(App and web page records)
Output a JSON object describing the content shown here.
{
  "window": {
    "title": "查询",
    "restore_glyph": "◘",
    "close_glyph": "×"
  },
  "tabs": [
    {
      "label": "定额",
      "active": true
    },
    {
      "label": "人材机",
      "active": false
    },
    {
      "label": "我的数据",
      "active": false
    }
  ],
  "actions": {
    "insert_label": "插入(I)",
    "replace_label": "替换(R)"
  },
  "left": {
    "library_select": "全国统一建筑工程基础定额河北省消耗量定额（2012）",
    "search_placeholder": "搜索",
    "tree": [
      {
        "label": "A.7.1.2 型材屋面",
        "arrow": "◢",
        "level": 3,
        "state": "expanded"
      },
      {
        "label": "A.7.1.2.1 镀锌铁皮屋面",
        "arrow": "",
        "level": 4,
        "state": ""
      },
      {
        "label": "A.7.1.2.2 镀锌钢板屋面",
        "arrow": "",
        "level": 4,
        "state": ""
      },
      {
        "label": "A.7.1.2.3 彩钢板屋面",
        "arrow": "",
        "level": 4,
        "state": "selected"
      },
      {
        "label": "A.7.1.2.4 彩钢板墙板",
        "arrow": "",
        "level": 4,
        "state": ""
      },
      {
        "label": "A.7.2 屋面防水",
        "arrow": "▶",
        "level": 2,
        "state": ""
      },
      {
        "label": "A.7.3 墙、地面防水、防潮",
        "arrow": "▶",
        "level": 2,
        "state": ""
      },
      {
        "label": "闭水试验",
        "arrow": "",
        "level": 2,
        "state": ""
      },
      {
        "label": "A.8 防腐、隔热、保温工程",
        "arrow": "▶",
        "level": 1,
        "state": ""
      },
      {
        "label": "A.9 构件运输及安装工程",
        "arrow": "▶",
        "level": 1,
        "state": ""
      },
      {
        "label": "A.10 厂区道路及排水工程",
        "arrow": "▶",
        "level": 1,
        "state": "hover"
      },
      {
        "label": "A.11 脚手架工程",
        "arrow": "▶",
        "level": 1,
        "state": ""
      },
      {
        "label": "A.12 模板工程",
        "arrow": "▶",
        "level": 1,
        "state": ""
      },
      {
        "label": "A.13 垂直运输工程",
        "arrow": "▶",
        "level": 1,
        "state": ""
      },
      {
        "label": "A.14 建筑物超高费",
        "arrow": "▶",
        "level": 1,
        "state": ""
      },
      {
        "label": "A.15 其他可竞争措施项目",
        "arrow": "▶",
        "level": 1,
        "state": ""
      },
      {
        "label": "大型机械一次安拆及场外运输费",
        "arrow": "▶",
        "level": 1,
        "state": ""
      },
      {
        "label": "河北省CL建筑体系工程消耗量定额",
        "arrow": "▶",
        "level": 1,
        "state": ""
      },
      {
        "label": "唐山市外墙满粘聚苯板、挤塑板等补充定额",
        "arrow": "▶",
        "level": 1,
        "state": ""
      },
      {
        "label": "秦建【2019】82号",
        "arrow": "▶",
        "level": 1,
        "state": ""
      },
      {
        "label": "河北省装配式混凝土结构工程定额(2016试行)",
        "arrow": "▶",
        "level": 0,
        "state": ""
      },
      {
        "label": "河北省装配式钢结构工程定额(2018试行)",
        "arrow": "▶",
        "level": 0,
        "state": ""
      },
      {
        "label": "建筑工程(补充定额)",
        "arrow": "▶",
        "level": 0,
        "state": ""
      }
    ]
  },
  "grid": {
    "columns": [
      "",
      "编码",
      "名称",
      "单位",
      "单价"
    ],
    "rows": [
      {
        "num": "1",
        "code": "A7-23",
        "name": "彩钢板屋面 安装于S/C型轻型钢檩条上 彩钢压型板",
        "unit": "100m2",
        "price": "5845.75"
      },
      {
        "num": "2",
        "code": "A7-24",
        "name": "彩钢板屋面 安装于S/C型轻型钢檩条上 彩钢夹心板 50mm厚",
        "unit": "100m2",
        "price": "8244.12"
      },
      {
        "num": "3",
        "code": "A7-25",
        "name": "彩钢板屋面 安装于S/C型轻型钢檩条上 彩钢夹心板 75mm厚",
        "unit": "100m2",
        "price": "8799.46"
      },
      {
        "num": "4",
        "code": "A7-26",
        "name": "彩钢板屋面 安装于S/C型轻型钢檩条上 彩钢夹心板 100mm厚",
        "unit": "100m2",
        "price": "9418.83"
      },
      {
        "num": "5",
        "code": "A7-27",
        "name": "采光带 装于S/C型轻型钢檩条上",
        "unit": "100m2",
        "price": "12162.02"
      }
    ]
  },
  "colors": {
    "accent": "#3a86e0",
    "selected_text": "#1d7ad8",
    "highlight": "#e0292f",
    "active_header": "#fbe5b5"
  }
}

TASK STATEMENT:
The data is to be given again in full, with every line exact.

THE ANSWER:
Output a JSON object describing the content shown here.
{
  "window": {
    "title": "查询",
    "restore_glyph": "◘",
    "close_glyph": "×"
  },
  "tabs": [
    {
      "label": "定额",
      "active": true
    },
    {
      "label": "人材机",
      "active": false
    },
    {
      "label": "我的数据",
      "active": false
    }
  ],
  "actions": {
    "insert_label": "插入(I)",
    "replace_label": "替换(R)"
  },
  "left": {
    "library_select": "全国统一建筑工程基础定额河北省消耗量定额（2012）",
    "search_placeholder": "搜索",
    "tree": [
      {
        "label": "A.7.1.2 型材屋面",
        "arrow": "◢",
        "level": 3,
        "state": "expanded"
      },
      {
        "label": "A.7.1.2.1 镀锌铁皮屋面",
        "arrow": "",
        "level": 4,
        "state": ""
      },
      {
        "label": "A.7.1.2.2 镀锌钢板屋面",
        "arrow": "",
        "level": 4,
        "state": ""
      },
      {
        "label": "A.7.1.2.3 彩钢板屋面",
        "arrow": "",
        "level": 4,
        "state": "selected"
      },
      {
        "label": "A.7.1.2.4 彩钢板墙板",
        "arrow": "",
        "level": 4,
        "state": ""
      },
      {
        "label": "A.7.2 屋面防水",
        "arrow": "▶",
        "level": 2,
        "state": ""
      },
      {
        "label": "A.7.3 墙、地面防水、防潮",
        "arrow": "▶",
        "level": 2,
        "state": ""
      },
      {
        "label": "闭水试验",
        "arrow": "",
        "level": 2,
        "state": ""
      },
      {
        "label": "A.8 防腐、隔热、保温工程",
        "arrow": "▶",
        "level": 1,
        "state": ""
      },
      {
        "label": "A.9 构件运输及安装工程",
        "arrow": "▶",
        "level": 1,
        "state": ""
      },
      {
        "label": "A.10 厂区道路及排水工程",
        "arrow": "▶",
        "level": 1,
        "state": "hover"
      },
      {
        "label": "A.11 脚手架工程",
        "arrow": "▶",
        "level": 1,
        "state": ""
      },
      {
        "label": "A.12 模板工程",
        "arrow": "▶",
        "level": 1,
        "state": ""
      },
      {
        "label": "A.13 垂直运输工程",
        "arrow": "▶",
        "level": 1,
        "state": ""
      },
      {
        "label": "A.14 建筑物超高费",
        "arrow": "▶",
        "level": 1,
        "state": ""
      },
      {
        "label": "A.15 其他可竞争措施项目",
        "arrow": "▶",
        "level": 1,
        "state": ""
      },
      {
        "label": "大型机械一次安拆及场外运输费",
        "arrow": "▶",
        "level": 1,
        "state": ""
      },
      {
        "label": "河北省CL建筑体系工程消耗量定额",
        "arrow": "▶",
        "level": 1,
        "state": ""
      },
      {
        "label": "唐山市外墙满粘聚苯板、挤塑板等补充定额",
        "arrow": "▶",
        "level": 1,
        "state": ""
      },
      {
        "label": "秦建【2019】82号",
        "arrow": "▶",
        "level": 1,
        "state": ""
      },
      {
        "label": "河北省装配式混凝土结构工程定额(2016试行)",
        "arrow": "▶",
        "level": 0,
        "state": ""
      },
      {
        "label": "河北省装配式钢结构工程定额(2018试行)",
        "arrow": "▶",
        "level": 0,
        "state": ""
      },
      {
        "label": "建筑工程(补充定额)",
        "arrow": "▶",
        "level": 0,
        "state": ""
      }
    ]
  },
  "grid": {
    "columns": [
      "",
      "编码",
      "名称",
      "单位",
      "单价"
    ],
    "rows": [
      {
        "num": "1",
        "code": "A7-23",
        "name": "彩钢板屋面 安装于S/C型轻型钢檩条上 彩钢压型板",
        "unit": "100m2",
        "price": "5845.75"
      },
      {
        "num": "2",
        "code": "A7-24",
        "name": "彩钢板屋面 安装于S/C型轻型钢檩条上 彩钢夹心板 50mm厚",
        "unit": "100m2",
        "price": "8244.12"
      },
      {
        "num": "3",
        "code": "A7-25",
        "name": "彩钢板屋面 安装于S/C型轻型钢檩条上 彩钢夹心板 75mm厚",
        "unit": "100m2",
        "price": "8799.46"
      },
      {
        "num": "4",
        "code": "A7-26",
        "name": "彩钢板屋面 安装于S/C型轻型钢檩条上 彩钢夹心板 100mm厚",
        "unit": "100m2",
        "price": "9418.83"
      },
      {
        "num": "5",
        "code": "A7-27",
        "name": "采光带 装于S/C型轻型钢檩条上",
        "unit": "100m2",
        "price": "12162.02"
      }
    ]
  },
  "colors": {
    "accent": "#3a86e0",
    "selected_text": "#1d7ad8",
    "highlight": "#e0292f",
    "active_header": "#fbe5b5"
  }
}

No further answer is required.